I just read an article on Savvy New Canadians about requesting and receiving a small refund (as a flight credit) from Air Canada for a recently interrupted travel plan. We found ourselves in a similar situation in January 2023 but we had a different outcome and I wanted to share our experience.
For context, the Canadian Transportation Agency (CTA) says (as of 2018) that airlines have to give compensation for flights that are delayed or cancelled for reasons that are within the airlines control.
In December 2022, we flew from Halifax, through Toronto, to St. Louis to spent the holidays with my family. As you may remember, there was a huge winter storm from December 21 to 26 in North America. We flew to St. Louis on December 21, just ahead of the storm. We experienced a small delay (~2 hours) but that was it.
For our return flight, we were supposed to return on December 27. The evening of December 26 (~7 PM Central Time) we were notified that our flight the following morning at 9 AM had been cancelled “due to equipment availability”. I spent 2 hours on hold to talk to someone at Air Canada, by which time we’d been automatically re-booked on the same flights for December 30 (3 days later). The person I spoke to wasn’t able to give me any better options. We considered some crazier solutions (e.g. driving or taking the train to Chicago) but ultimately we decided to keep our re-booked flight.
After we returned home, on January 1, I submitted a complaint with Air Canada using their form.
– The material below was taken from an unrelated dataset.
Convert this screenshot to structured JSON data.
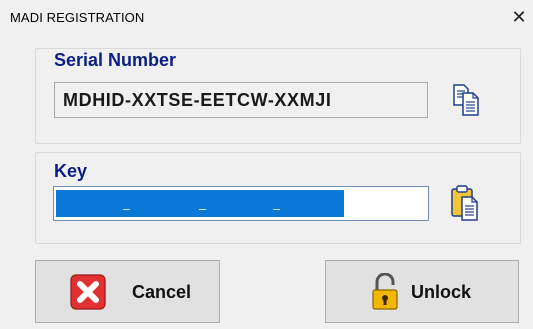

The auto-response from this form (as well as the CTA policy) promises a response within 30 days. After 30 days had elapsed without a response, on February 1, I also submitted a complaint to the Canadian Transportation Agency (using this form).
Here are the requirements to filing a complaint with the CTA:
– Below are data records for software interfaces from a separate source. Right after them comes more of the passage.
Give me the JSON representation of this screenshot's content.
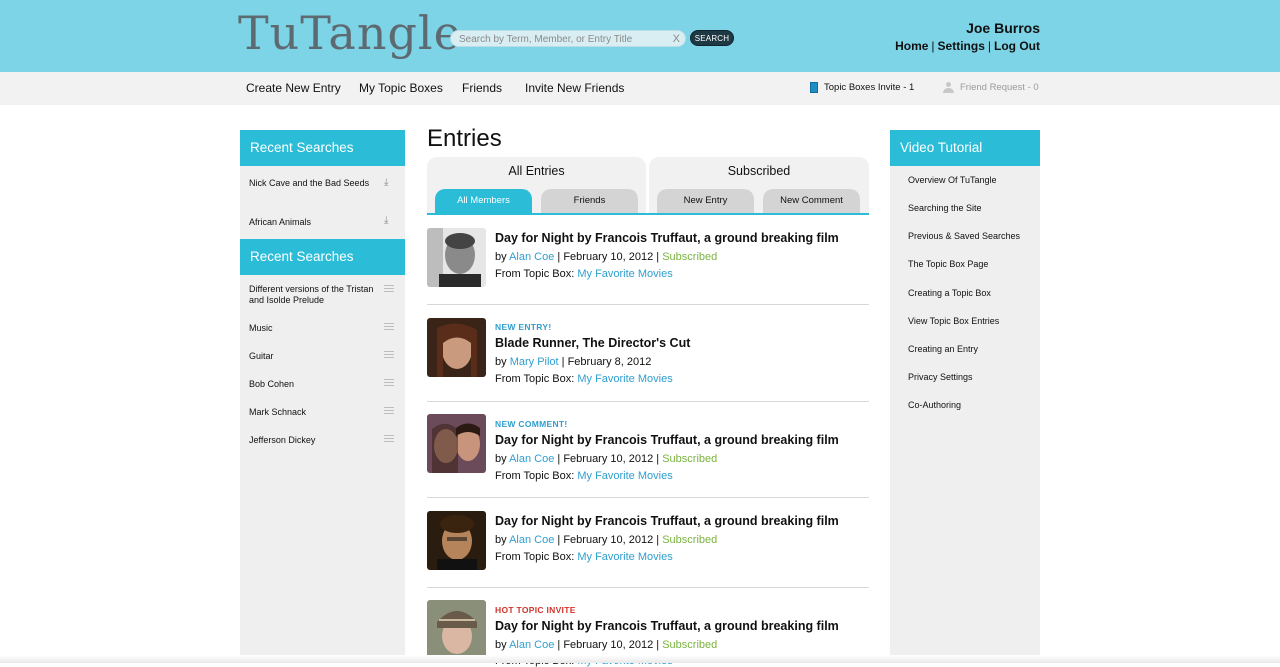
{
  "header": {
    "logo": "TuTangle",
    "search_placeholder": "Search by Term, Member, or Entry Title",
    "clear_label": "X",
    "search_button": "SEARCH",
    "user_name": "Joe Burros",
    "links": [
      "Home",
      "Settings",
      "Log Out"
    ]
  },
  "nav": {
    "items": [
      "Create New Entry",
      "My Topic Boxes",
      "Friends",
      "Invite New Friends"
    ],
    "topic_invite": "Topic Boxes Invite - 1",
    "friend_request": "Friend Request - 0"
  },
  "left_sidebar": {
    "recent_searches_1": {
      "title": "Recent Searches",
      "items": [
        "Nick Cave and the Bad Seeds",
        "African Animals"
      ]
    },
    "recent_searches_2": {
      "title": "Recent Searches",
      "items": [
        "Different versions of the Tristan and Isolde Prelude",
        "Music",
        "Guitar",
        "Bob Cohen",
        "Mark Schnack",
        "Jefferson Dickey"
      ]
    }
  },
  "main": {
    "title": "Entries",
    "tab_groups": [
      {
        "label": "All Entries",
        "pills": [
          "All Members",
          "Friends"
        ]
      },
      {
        "label": "Subscribed",
        "pills": [
          "New Entry",
          "New Comment"
        ]
      }
    ],
    "entries": [
      {
        "tag": "",
        "title": "Day for Night by Francois Truffaut, a ground breaking film",
        "by": "by",
        "author": "Alan Coe",
        "date": "February 10, 2012",
        "status": "Subscribed",
        "from_label": "From Topic Box:",
        "topic_box": "My Favorite Movies"
      },
      {
        "tag": "NEW ENTRY!",
        "title": "Blade Runner, The Director's Cut",
        "by": "by",
        "author": "Mary Pilot",
        "date": "February 8, 2012",
        "status": "",
        "from_label": "From Topic Box:",
        "topic_box": "My Favorite Movies"
      },
      {
        "tag": "NEW COMMENT!",
        "title": "Day for Night by Francois Truffaut, a ground breaking film",
        "by": "by",
        "author": "Alan Coe",
        "date": "February 10, 2012",
        "status": "Subscribed",
        "from_label": "From Topic Box:",
        "topic_box": "My Favorite Movies"
      },
      {
        "tag": "",
        "title": "Day for Night by Francois Truffaut, a ground breaking film",
        "by": "by",
        "author": "Alan Coe",
        "date": "February 10, 2012",
        "status": "Subscribed",
        "from_label": "From Topic Box:",
        "topic_box": "My Favorite Movies"
      },
      {
        "tag": "HOT TOPIC INVITE",
        "title": "Day for Night by Francois Truffaut, a ground breaking film",
        "by": "by",
        "author": "Alan Coe",
        "date": "February 10, 2012",
        "status": "Subscribed",
        "from_label": "From Topic Box:",
        "topic_box": "My Favorite Movies"
      }
    ]
  },
  "right_sidebar": {
    "title": "Video Tutorial",
    "items": [
      "Overview Of TuTangle",
      "Searching the Site",
      "Previous & Saved Searches",
      "The Topic Box Page",
      "Creating a Topic Box",
      "View Topic Box Entries",
      "Creating an Entry",
      "Privacy Settings",
      "Co-Authoring"
    ]
  },
  "colors": {
    "header_bg": "#7dd4e6",
    "accent": "#2bbdd8",
    "link": "#2f9fcf",
    "subscribed": "#7ab33f",
    "hot": "#d0342c"
  },
  "icons": [
    "download-icon",
    "list-icon",
    "topic-box-icon",
    "friend-icon"
  ]
}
On February 6, we received a response from Air Canada (36 days later) offering us $300 per traveller in Air Canada travel credits that expired in 3 years. This was the same thing offered to Savvy New Canadians. I added this information to our case with CTA, with a comment to the effect that we didn’t feel like this met the requirements of the refund process for travel interruptions.
Then, on February 27, we received another response from Air Canada giving each traveller a $1000 refund via e-transfer (and cancelling the $300 travel credit). I’m not sure, but I assume that the reason we received this updated refund offer is because our complaint with the CTA was moving forward. Thus, I would absolutely encourage you to file a complaint with the CTA (in addition to the airline) if you meet their complaint requirements.
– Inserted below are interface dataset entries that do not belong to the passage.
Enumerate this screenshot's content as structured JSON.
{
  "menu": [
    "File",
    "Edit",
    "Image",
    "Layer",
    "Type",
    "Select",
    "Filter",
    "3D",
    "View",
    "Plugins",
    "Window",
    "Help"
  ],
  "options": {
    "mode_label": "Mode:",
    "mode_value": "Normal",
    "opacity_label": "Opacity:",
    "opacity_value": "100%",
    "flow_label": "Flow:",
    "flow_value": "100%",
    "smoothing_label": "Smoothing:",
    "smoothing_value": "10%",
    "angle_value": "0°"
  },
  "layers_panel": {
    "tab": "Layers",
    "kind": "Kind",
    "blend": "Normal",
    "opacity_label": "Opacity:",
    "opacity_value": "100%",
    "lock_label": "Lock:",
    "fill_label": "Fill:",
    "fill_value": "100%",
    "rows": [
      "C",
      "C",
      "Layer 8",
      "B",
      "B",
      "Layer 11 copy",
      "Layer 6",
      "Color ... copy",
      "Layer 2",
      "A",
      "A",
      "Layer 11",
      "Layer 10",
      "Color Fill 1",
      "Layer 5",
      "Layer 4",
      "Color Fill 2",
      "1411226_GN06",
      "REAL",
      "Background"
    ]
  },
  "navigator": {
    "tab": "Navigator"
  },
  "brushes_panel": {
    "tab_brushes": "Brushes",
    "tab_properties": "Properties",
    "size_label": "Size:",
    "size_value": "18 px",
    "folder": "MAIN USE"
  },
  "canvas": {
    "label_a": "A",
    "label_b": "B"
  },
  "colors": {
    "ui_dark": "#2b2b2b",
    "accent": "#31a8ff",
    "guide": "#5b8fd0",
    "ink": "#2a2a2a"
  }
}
If you have any experience requesting a refund due to a travel interruption, please feel free to share it below!